The Penington Institute overdose report said unintentional overdoses had claimed 13,471 lives during the period, at a national rate of 142 dead every month.

It identified legal pharmaceutical painkillers as the leading killer, however, most people die from a combination of substances in their system, including alcohol, heroin, amphetamines and synthetic cannabis.

Heroin caused 554 deaths between 2002 and 2006, but that figure surged to 1183 fatalities between 2012 and 2016.

Amphetamine deaths more than quadrupled from 298 to 1237.
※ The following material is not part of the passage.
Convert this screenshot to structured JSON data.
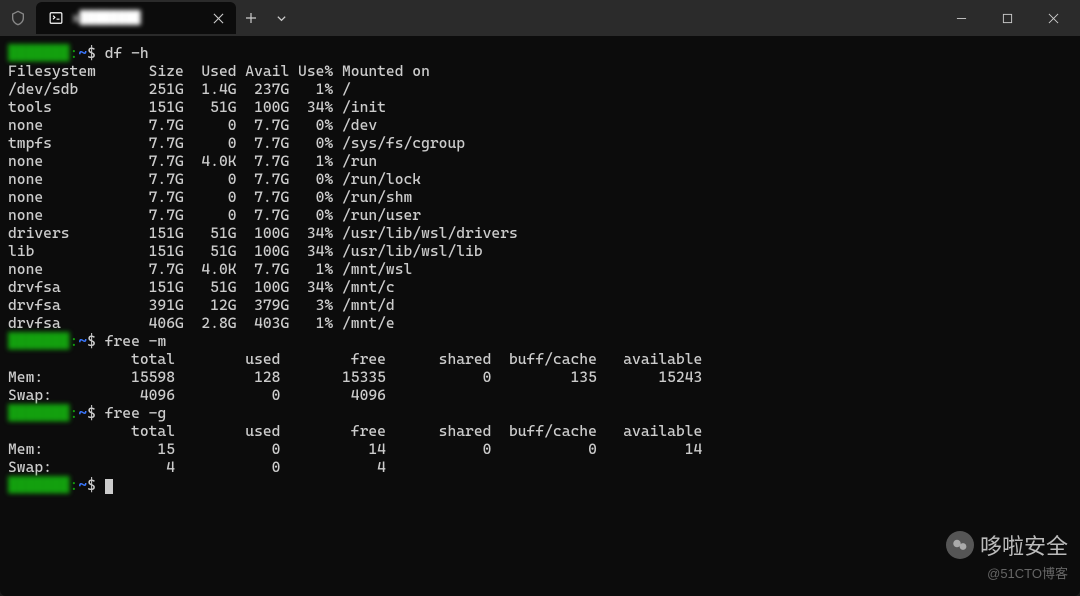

"You don't need a drug problem to overdose," Penington Institute's chief executive John Ryan warned.

Anyone with information about the sale or supply of illicit drugs should contact Crime Stoppers on 1800 333 000, or via the Crime Stoppers ACT website.

Information can be provided anonymously.